Antonio de Puga (1602 – 1648), was a Spanish Baroque painter.

Antonio de Puga was born in Ourense, son of a tailor of the same name and Ynés Rodriguez. He was the first notable artist from Galicia, and through the research of Maria Luisa Caturla, his main biographer and scholar, an accurate dating of some aspects of his life has been possible.

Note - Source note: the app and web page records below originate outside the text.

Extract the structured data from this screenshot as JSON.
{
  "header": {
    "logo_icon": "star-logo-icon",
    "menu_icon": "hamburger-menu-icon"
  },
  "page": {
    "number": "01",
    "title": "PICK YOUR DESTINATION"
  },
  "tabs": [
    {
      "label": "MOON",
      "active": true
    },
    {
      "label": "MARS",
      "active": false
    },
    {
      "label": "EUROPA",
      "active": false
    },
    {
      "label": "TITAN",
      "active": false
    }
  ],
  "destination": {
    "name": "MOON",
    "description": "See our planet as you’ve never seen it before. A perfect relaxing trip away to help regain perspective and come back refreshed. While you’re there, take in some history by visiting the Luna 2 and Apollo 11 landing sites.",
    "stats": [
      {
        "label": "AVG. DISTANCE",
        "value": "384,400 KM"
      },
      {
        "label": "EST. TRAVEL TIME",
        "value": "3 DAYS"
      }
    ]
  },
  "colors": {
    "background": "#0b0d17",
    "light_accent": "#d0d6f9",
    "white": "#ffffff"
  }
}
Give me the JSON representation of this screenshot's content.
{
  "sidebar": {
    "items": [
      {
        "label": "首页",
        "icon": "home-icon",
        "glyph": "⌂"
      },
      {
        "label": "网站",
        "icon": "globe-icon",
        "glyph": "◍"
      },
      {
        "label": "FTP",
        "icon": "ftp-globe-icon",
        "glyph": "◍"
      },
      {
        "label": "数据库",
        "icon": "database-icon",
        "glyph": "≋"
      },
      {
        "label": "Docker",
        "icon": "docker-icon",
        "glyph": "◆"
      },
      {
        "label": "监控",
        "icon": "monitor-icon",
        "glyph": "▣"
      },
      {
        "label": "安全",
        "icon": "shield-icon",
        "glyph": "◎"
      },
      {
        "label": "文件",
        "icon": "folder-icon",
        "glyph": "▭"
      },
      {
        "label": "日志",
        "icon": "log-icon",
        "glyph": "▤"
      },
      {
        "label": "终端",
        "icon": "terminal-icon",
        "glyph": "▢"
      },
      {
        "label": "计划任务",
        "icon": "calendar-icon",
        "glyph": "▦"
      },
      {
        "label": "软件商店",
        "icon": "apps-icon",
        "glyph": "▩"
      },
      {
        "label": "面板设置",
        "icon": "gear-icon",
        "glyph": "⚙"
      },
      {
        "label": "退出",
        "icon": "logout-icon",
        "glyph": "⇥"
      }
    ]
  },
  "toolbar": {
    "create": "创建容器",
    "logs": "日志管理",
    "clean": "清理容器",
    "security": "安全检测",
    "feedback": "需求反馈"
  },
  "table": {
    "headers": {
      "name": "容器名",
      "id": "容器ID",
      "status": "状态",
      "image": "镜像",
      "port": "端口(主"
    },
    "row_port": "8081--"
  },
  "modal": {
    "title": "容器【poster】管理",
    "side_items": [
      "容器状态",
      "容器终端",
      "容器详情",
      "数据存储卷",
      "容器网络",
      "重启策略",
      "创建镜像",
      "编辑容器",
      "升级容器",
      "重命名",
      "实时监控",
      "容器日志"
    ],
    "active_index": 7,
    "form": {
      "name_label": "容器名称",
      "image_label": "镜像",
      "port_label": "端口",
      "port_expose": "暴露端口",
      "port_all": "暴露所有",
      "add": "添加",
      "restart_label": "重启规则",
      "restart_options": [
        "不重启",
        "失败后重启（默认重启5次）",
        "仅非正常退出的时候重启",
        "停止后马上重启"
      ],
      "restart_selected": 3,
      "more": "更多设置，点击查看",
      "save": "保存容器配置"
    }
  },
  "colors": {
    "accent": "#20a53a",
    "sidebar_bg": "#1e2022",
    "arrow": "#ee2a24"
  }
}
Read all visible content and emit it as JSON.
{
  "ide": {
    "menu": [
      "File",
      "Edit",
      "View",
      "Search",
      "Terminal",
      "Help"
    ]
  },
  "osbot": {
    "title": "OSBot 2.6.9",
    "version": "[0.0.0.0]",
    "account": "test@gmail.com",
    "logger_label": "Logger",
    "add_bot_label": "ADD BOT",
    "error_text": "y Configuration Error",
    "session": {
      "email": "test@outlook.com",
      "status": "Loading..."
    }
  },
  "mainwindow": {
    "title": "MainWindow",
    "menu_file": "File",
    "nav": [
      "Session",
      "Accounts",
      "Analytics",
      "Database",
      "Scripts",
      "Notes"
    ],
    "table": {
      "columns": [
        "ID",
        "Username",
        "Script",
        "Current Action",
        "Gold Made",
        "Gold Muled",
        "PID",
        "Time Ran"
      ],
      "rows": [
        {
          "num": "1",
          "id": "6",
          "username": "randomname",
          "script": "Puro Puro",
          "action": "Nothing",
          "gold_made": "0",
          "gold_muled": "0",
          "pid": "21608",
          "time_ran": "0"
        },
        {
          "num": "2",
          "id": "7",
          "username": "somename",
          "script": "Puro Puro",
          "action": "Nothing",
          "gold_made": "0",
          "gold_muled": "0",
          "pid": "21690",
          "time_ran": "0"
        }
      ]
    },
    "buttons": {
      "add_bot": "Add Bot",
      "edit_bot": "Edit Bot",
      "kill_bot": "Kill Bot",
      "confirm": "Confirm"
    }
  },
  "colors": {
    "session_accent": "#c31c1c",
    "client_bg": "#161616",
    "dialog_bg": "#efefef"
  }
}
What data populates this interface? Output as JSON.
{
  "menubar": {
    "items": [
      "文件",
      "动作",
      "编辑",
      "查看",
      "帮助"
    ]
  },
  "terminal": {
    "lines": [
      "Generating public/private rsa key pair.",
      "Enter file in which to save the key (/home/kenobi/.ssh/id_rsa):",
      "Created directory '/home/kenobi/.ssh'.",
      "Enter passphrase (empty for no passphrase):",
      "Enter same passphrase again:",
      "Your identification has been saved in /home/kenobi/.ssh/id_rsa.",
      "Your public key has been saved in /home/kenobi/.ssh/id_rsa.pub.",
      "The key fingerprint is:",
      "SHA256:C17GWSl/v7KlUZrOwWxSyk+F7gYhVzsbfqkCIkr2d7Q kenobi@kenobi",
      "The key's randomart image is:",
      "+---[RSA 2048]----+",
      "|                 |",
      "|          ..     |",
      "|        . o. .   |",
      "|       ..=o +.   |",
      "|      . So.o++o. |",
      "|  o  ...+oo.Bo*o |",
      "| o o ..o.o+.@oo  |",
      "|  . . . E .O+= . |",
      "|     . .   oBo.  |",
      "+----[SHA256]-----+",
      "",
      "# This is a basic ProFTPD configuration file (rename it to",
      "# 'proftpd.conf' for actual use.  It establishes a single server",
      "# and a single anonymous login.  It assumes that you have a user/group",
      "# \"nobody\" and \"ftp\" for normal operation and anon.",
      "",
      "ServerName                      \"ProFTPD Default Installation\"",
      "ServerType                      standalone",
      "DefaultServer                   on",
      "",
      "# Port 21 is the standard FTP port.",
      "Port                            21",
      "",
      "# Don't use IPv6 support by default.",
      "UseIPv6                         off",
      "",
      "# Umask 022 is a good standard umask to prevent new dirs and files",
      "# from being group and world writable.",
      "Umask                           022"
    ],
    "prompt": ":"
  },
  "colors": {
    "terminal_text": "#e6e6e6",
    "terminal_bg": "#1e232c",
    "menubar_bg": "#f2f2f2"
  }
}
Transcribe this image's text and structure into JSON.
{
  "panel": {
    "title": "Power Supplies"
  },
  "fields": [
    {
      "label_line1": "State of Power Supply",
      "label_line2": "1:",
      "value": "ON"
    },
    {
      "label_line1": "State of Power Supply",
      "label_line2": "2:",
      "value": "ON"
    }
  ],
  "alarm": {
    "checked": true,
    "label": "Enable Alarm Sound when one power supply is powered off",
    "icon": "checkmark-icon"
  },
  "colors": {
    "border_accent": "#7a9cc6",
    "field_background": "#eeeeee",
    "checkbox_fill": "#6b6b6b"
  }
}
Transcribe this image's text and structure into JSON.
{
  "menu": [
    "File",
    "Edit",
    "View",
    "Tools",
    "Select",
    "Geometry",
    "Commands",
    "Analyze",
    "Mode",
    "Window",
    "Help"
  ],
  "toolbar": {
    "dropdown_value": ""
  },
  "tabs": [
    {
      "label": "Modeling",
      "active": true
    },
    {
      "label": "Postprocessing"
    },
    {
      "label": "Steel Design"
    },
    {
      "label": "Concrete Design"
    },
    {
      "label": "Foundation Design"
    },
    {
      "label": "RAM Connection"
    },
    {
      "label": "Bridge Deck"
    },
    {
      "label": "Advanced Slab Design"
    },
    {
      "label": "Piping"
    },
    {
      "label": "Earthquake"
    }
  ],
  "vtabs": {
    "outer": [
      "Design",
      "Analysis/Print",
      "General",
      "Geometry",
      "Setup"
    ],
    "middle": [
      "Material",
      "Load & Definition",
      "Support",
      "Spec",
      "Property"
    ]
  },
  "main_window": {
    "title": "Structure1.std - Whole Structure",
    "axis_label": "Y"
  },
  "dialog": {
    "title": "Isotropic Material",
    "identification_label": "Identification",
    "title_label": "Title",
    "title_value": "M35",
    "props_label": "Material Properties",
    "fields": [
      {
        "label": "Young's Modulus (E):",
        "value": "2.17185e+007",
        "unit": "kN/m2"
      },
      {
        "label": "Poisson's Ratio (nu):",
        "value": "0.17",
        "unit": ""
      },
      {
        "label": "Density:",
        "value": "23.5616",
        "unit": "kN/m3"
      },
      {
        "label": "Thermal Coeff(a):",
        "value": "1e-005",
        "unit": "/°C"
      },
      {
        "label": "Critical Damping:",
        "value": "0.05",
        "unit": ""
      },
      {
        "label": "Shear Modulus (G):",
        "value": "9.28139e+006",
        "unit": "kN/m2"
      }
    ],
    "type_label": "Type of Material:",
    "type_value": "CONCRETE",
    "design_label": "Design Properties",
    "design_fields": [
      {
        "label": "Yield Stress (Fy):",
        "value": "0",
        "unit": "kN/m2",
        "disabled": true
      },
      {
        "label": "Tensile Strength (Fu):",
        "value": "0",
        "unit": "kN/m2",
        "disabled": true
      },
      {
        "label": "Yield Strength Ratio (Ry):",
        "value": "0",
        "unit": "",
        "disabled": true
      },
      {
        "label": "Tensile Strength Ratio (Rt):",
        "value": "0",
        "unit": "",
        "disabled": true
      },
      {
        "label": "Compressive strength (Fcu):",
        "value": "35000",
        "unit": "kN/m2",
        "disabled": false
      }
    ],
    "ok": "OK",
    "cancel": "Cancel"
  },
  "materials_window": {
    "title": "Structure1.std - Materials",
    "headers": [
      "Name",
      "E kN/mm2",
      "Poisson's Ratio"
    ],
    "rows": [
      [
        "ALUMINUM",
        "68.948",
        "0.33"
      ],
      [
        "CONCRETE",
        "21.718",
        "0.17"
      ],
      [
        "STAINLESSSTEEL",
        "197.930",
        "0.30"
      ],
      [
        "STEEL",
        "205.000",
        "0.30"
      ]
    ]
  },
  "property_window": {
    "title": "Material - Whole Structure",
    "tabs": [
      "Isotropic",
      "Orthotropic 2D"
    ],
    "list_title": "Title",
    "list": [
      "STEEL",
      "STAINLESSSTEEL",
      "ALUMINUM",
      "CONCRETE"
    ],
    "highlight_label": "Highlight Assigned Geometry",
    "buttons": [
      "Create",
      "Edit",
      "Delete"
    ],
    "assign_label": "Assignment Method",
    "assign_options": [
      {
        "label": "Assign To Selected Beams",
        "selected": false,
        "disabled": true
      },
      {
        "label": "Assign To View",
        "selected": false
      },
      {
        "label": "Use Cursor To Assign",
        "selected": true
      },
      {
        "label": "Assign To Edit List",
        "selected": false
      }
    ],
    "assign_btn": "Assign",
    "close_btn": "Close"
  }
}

There was no news of his life after his birth records until 1635, where a document declared that he worked "By order and in house Painter Eugenio Caxés was his late majesty in quadros of good retirement and gave me quenta than Rs Ducientos trabaxe it." In the decoration of the Hall of Realms in the Buen Retiro Palace Eugenio Cajés corresponded to two of the paintings of battles: The Cadereita and his army, now lost, and the Recovery of Puerto Rico by D. Juan de Haro, Museo del Prado, who, dying in December 1634, left unfinished, supplementing Luis Fernández. It has been discussed how much might assume de Puga's work was included in these tables, there is some consensus in attributing the landscape.

Some historians have tried to fill the gap until 1635 assuming documentary would ecclesiastical studies before turning to painting, but what of that will be seen in 1634 is that Puga was already a trained painter, as he had done a portrait of the Duke of Medina de las Torres Luis Ramirez de Haro and his participation had given some importance in the decoration of the palace. Of that will be seen, too, which was established in Madrid working occasionally as an assistant to Caxés, who may be his teacher. In 1636 he painted St. Jerome (Bowes Museum in Barnard Castle), very similar to another of Francisco Collantes.

In 1641 the ambassador of Modena in Madrid, Camilo Guidi, in a letter to his master praised de Puga when he completed landscapes with equestrian portraits. Also it was mentioned a significant number of portraits were completed, usually smudges that serve as models for the various copies made at the workshop. With the portraits of Philip IV of Spain (and horse heads) and other members of the royal family, are cited portraits of various members of the nobility (counts of Lemos, Duke of Aricoste) for those he worked with some regularity. Thus in 1643 a charge for unspecified paintings and flag he had made for the Marquis of Viana, governor of Oran, who still had a debt with him at the time of issuing the second will. Of this document, written in 1648, on the eve of his death, and the subsequent auction of its assets had gathered shows that a significant number of works by other artists, and a respectable library of more than a hundred volumes, which along with the usual works of devotion and the office's own poetic works are comedies that seem to indicate a high level of culture. Mention in the paper is made of three officers who worked for him, pointing to the existence of a workshop with a large volume of work.

References[edit]

  • Angulo Iñiguez, Diego, and Pérez Sánchez, Alfonso E. Painting Madrid the second third of the seventeenth century, 1983, Madrid: Diego Velazquez Institute, CSIC, ISBN 84-00-05635-3
  • Camon Aznar, José, The seventeenth-century Spanish painting, Volume XXV of "Summa Artis", Madrid, 1977, Oxford University Press.
  • Caturla, Maria Luisa, Antonio de Puga, Galician painter, 1982. A Coruña, Barrie de la Maza Foundation, ISBN 84-85728-12-2
  • Cean Bermudez, John Augustine, Historical Dictionary of the most distinguished teachers of the Fine Arts in Spain, Madrid, 1800.
  • Mayer, August L., History of Spanish Painting, 1947, 3rd ed. Madrid, Oxford University Press.